▸ WHAT TO DO:
If a line in the data holds the string "title", list it.
- - -
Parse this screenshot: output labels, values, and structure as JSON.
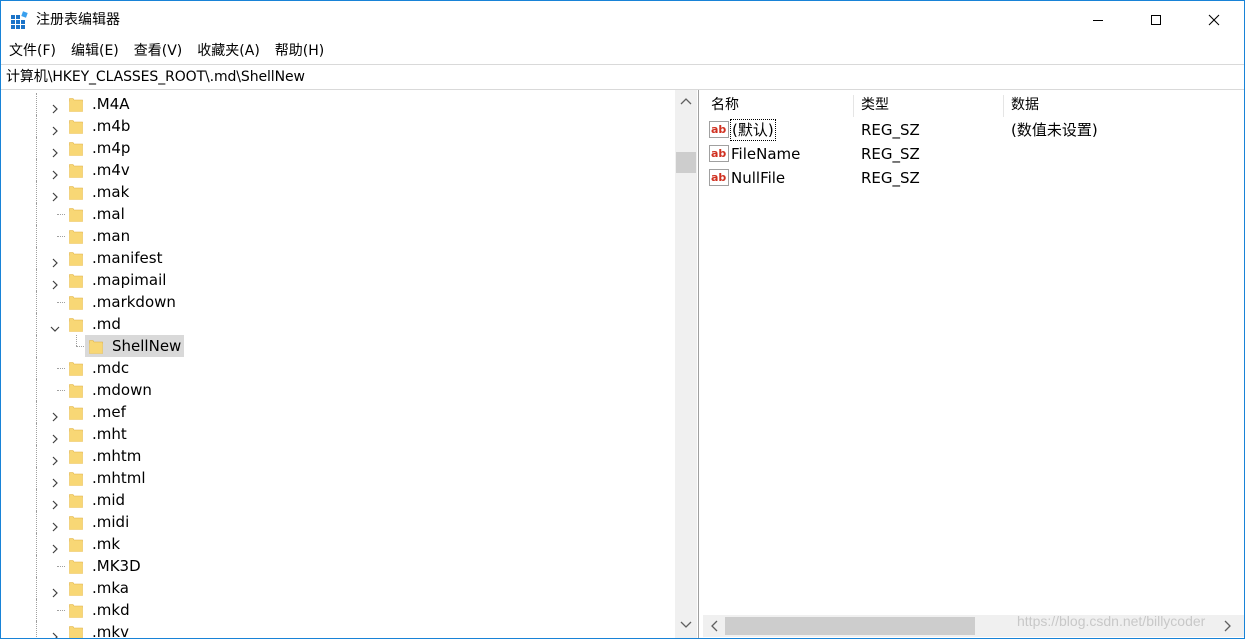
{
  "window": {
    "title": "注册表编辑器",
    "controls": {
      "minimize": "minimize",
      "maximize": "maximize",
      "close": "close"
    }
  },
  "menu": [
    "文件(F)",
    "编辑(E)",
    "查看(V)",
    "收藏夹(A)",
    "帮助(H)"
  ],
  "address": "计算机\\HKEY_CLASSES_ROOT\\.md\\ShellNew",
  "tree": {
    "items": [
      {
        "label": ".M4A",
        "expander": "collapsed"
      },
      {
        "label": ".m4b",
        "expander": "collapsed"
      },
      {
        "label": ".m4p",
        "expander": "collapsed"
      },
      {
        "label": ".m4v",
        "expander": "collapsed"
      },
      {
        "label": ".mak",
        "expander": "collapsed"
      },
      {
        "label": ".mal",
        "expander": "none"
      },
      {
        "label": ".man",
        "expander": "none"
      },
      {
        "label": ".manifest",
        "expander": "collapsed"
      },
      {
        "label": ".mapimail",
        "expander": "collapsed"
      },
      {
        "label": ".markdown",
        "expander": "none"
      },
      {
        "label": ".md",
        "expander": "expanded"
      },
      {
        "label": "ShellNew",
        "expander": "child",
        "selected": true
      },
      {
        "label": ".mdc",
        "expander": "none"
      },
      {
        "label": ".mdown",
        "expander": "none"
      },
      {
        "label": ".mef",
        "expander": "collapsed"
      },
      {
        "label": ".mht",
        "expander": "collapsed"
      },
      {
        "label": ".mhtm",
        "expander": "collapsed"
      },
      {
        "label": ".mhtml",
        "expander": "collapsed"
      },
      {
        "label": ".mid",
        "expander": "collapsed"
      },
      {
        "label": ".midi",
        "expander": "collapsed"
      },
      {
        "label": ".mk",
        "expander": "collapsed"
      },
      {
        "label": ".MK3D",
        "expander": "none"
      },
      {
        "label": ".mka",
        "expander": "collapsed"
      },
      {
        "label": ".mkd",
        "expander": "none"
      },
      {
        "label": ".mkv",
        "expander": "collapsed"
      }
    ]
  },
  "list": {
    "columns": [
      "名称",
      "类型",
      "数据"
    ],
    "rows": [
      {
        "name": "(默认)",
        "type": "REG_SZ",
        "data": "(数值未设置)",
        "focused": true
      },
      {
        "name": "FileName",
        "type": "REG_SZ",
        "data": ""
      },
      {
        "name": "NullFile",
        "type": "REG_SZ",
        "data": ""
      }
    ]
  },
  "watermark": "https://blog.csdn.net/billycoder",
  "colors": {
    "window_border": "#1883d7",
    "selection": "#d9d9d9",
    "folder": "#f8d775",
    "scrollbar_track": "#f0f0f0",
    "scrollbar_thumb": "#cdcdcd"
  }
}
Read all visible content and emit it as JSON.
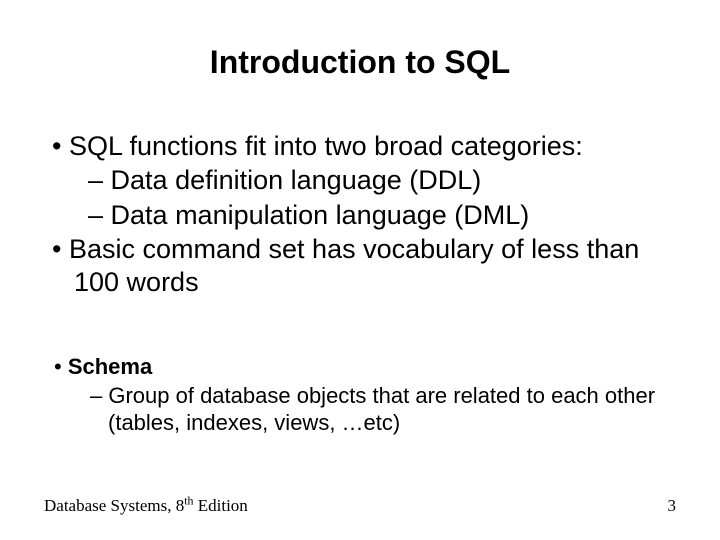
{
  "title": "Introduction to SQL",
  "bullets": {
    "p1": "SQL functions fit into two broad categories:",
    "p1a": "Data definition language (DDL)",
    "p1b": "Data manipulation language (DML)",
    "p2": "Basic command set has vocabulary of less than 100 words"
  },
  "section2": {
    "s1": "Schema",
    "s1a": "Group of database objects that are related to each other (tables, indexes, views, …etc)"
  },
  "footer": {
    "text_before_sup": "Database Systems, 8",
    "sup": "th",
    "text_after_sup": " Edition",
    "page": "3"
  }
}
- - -
▸ TASK RESULT:
    "title": "注册表编辑器",
  "title": "Introduction to SQL",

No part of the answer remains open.